Material for this task:
++++++++++++++++++++
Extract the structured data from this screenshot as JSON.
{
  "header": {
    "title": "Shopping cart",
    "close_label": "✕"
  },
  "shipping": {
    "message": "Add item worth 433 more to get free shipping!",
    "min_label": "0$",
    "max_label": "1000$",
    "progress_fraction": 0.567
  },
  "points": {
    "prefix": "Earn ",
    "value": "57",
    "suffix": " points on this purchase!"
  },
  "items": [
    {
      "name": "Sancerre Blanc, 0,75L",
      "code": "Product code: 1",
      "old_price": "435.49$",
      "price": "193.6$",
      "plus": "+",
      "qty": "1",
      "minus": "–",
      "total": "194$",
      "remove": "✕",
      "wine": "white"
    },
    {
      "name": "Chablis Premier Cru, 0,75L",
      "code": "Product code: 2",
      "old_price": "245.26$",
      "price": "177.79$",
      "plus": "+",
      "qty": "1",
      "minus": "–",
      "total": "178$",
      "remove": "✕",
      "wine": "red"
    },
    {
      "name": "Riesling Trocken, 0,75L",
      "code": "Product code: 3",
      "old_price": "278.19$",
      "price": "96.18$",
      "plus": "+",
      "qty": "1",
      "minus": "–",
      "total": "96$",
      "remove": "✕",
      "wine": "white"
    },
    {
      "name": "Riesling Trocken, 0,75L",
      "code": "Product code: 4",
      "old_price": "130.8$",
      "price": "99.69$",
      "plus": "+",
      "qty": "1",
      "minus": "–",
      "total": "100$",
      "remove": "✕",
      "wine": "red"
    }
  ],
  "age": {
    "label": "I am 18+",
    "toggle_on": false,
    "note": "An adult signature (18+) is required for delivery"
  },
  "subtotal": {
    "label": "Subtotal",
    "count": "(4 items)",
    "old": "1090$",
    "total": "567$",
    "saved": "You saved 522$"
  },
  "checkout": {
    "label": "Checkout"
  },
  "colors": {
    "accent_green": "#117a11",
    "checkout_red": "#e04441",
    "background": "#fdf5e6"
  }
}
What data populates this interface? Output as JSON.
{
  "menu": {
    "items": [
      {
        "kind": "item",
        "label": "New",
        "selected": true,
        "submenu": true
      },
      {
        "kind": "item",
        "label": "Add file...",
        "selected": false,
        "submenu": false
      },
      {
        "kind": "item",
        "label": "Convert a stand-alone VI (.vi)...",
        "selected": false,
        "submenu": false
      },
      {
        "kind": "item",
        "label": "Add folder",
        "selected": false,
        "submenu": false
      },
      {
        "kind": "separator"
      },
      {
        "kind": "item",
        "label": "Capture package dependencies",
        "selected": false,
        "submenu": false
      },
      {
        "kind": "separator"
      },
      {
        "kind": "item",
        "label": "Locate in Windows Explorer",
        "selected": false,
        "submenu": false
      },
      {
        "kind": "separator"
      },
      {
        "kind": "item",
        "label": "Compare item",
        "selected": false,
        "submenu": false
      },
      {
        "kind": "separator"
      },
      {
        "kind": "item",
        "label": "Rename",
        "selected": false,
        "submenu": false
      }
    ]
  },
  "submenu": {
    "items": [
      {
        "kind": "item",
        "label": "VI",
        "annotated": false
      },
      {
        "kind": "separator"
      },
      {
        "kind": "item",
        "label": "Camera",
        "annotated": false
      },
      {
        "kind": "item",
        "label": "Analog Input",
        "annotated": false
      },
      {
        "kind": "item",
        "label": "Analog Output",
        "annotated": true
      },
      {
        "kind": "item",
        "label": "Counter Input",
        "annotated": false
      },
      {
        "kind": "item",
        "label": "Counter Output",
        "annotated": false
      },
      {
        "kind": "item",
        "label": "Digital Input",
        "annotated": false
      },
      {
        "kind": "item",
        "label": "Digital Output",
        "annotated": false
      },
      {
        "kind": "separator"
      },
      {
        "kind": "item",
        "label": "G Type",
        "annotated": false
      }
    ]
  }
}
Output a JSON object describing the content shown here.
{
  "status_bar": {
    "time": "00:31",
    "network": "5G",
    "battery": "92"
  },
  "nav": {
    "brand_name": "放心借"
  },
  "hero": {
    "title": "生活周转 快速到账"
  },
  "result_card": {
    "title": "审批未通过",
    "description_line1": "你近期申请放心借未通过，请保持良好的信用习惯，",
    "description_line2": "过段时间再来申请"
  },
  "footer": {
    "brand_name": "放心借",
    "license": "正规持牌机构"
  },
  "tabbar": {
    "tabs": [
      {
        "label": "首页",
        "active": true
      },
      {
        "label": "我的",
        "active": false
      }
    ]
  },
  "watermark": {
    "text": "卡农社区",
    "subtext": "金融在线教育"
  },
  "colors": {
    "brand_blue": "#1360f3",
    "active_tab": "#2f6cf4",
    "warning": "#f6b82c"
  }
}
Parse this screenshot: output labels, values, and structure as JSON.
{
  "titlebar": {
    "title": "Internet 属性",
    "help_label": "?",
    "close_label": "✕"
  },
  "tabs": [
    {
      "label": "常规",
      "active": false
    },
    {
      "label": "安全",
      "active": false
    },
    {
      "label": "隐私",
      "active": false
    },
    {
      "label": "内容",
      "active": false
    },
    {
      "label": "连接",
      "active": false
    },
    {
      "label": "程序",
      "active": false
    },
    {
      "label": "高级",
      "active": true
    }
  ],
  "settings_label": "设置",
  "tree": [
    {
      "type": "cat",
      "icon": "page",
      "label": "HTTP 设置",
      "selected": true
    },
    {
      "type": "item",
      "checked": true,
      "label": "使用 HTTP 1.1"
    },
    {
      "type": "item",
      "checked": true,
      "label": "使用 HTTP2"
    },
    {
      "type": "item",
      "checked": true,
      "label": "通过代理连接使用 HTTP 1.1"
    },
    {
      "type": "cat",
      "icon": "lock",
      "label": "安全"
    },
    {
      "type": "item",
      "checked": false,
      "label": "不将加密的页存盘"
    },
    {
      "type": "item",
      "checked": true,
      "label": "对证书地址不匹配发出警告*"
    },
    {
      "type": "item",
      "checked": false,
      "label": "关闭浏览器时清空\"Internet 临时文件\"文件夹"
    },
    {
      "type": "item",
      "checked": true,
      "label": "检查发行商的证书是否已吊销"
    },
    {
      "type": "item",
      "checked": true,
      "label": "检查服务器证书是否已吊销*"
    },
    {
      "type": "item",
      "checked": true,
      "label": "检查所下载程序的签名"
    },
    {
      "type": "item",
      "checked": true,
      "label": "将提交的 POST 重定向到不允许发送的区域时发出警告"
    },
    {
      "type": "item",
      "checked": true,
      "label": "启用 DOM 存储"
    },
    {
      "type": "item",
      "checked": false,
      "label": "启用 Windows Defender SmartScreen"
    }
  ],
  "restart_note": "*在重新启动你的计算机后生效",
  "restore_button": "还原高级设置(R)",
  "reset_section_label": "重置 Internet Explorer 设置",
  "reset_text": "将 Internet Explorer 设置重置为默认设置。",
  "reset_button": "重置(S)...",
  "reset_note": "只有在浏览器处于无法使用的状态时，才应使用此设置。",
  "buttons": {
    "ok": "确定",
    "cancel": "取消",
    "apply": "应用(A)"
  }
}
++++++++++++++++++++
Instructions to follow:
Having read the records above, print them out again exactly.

Answer to the problem:
Extract the structured data from this screenshot as JSON.
{
  "header": {
    "title": "Shopping cart",
    "close_label": "✕"
  },
  "shipping": {
    "message": "Add item worth 433 more to get free shipping!",
    "min_label": "0$",
    "max_label": "1000$",
    "progress_fraction": 0.567
  },
  "points": {
    "prefix": "Earn ",
    "value": "57",
    "suffix": " points on this purchase!"
  },
  "items": [
    {
      "name": "Sancerre Blanc, 0,75L",
      "code": "Product code: 1",
      "old_price": "435.49$",
      "price": "193.6$",
      "plus": "+",
      "qty": "1",
      "minus": "–",
      "total": "194$",
      "remove": "✕",
      "wine": "white"
    },
    {
      "name": "Chablis Premier Cru, 0,75L",
      "code": "Product code: 2",
      "old_price": "245.26$",
      "price": "177.79$",
      "plus": "+",
      "qty": "1",
      "minus": "–",
      "total": "178$",
      "remove": "✕",
      "wine": "red"
    },
    {
      "name": "Riesling Trocken, 0,75L",
      "code": "Product code: 3",
      "old_price": "278.19$",
      "price": "96.18$",
      "plus": "+",
      "qty": "1",
      "minus": "–",
      "total": "96$",
      "remove": "✕",
      "wine": "white"
    },
    {
      "name": "Riesling Trocken, 0,75L",
      "code": "Product code: 4",
      "old_price": "130.8$",
      "price": "99.69$",
      "plus": "+",
      "qty": "1",
      "minus": "–",
      "total": "100$",
      "remove": "✕",
      "wine": "red"
    }
  ],
  "age": {
    "label": "I am 18+",
    "toggle_on": false,
    "note": "An adult signature (18+) is required for delivery"
  },
  "subtotal": {
    "label": "Subtotal",
    "count": "(4 items)",
    "old": "1090$",
    "total": "567$",
    "saved": "You saved 522$"
  },
  "checkout": {
    "label": "Checkout"
  },
  "colors": {
    "accent_green": "#117a11",
    "checkout_red": "#e04441",
    "background": "#fdf5e6"
  }
}
What data populates this interface? Output as JSON.
{
  "menu": {
    "items": [
      {
        "kind": "item",
        "label": "New",
        "selected": true,
        "submenu": true
      },
      {
        "kind": "item",
        "label": "Add file...",
        "selected": false,
        "submenu": false
      },
      {
        "kind": "item",
        "label": "Convert a stand-alone VI (.vi)...",
        "selected": false,
        "submenu": false
      },
      {
        "kind": "item",
        "label": "Add folder",
        "selected": false,
        "submenu": false
      },
      {
        "kind": "separator"
      },
      {
        "kind": "item",
        "label": "Capture package dependencies",
        "selected": false,
        "submenu": false
      },
      {
        "kind": "separator"
      },
      {
        "kind": "item",
        "label": "Locate in Windows Explorer",
        "selected": false,
        "submenu": false
      },
      {
        "kind": "separator"
      },
      {
        "kind": "item",
        "label": "Compare item",
        "selected": false,
        "submenu": false
      },
      {
        "kind": "separator"
      },
      {
        "kind": "item",
        "label": "Rename",
        "selected": false,
        "submenu": false
      }
    ]
  },
  "submenu": {
    "items": [
      {
        "kind": "item",
        "label": "VI",
        "annotated": false
      },
      {
        "kind": "separator"
      },
      {
        "kind": "item",
        "label": "Camera",
        "annotated": false
      },
      {
        "kind": "item",
        "label": "Analog Input",
        "annotated": false
      },
      {
        "kind": "item",
        "label": "Analog Output",
        "annotated": true
      },
      {
        "kind": "item",
        "label": "Counter Input",
        "annotated": false
      },
      {
        "kind": "item",
        "label": "Counter Output",
        "annotated": false
      },
      {
        "kind": "item",
        "label": "Digital Input",
        "annotated": false
      },
      {
        "kind": "item",
        "label": "Digital Output",
        "annotated": false
      },
      {
        "kind": "separator"
      },
      {
        "kind": "item",
        "label": "G Type",
        "annotated": false
      }
    ]
  }
}
Output a JSON object describing the content shown here.
{
  "status_bar": {
    "time": "00:31",
    "network": "5G",
    "battery": "92"
  },
  "nav": {
    "brand_name": "放心借"
  },
  "hero": {
    "title": "生活周转 快速到账"
  },
  "result_card": {
    "title": "审批未通过",
    "description_line1": "你近期申请放心借未通过，请保持良好的信用习惯，",
    "description_line2": "过段时间再来申请"
  },
  "footer": {
    "brand_name": "放心借",
    "license": "正规持牌机构"
  },
  "tabbar": {
    "tabs": [
      {
        "label": "首页",
        "active": true
      },
      {
        "label": "我的",
        "active": false
      }
    ]
  },
  "watermark": {
    "text": "卡农社区",
    "subtext": "金融在线教育"
  },
  "colors": {
    "brand_blue": "#1360f3",
    "active_tab": "#2f6cf4",
    "warning": "#f6b82c"
  }
}
Parse this screenshot: output labels, values, and structure as JSON.
{
  "titlebar": {
    "title": "Internet 属性",
    "help_label": "?",
    "close_label": "✕"
  },
  "tabs": [
    {
      "label": "常规",
      "active": false
    },
    {
      "label": "安全",
      "active": false
    },
    {
      "label": "隐私",
      "active": false
    },
    {
      "label": "内容",
      "active": false
    },
    {
      "label": "连接",
      "active": false
    },
    {
      "label": "程序",
      "active": false
    },
    {
      "label": "高级",
      "active": true
    }
  ],
  "settings_label": "设置",
  "tree": [
    {
      "type": "cat",
      "icon": "page",
      "label": "HTTP 设置",
      "selected": true
    },
    {
      "type": "item",
      "checked": true,
      "label": "使用 HTTP 1.1"
    },
    {
      "type": "item",
      "checked": true,
      "label": "使用 HTTP2"
    },
    {
      "type": "item",
      "checked": true,
      "label": "通过代理连接使用 HTTP 1.1"
    },
    {
      "type": "cat",
      "icon": "lock",
      "label": "安全"
    },
    {
      "type": "item",
      "checked": false,
      "label": "不将加密的页存盘"
    },
    {
      "type": "item",
      "checked": true,
      "label": "对证书地址不匹配发出警告*"
    },
    {
      "type": "item",
      "checked": false,
      "label": "关闭浏览器时清空\"Internet 临时文件\"文件夹"
    },
    {
      "type": "item",
      "checked": true,
      "label": "检查发行商的证书是否已吊销"
    },
    {
      "type": "item",
      "checked": true,
      "label": "检查服务器证书是否已吊销*"
    },
    {
      "type": "item",
      "checked": true,
      "label": "检查所下载程序的签名"
    },
    {
      "type": "item",
      "checked": true,
      "label": "将提交的 POST 重定向到不允许发送的区域时发出警告"
    },
    {
      "type": "item",
      "checked": true,
      "label": "启用 DOM 存储"
    },
    {
      "type": "item",
      "checked": false,
      "label": "启用 Windows Defender SmartScreen"
    }
  ],
  "restart_note": "*在重新启动你的计算机后生效",
  "restore_button": "还原高级设置(R)",
  "reset_section_label": "重置 Internet Explorer 设置",
  "reset_text": "将 Internet Explorer 设置重置为默认设置。",
  "reset_button": "重置(S)...",
  "reset_note": "只有在浏览器处于无法使用的状态时，才应使用此设置。",
  "buttons": {
    "ok": "确定",
    "cancel": "取消",
    "apply": "应用(A)"
  }
}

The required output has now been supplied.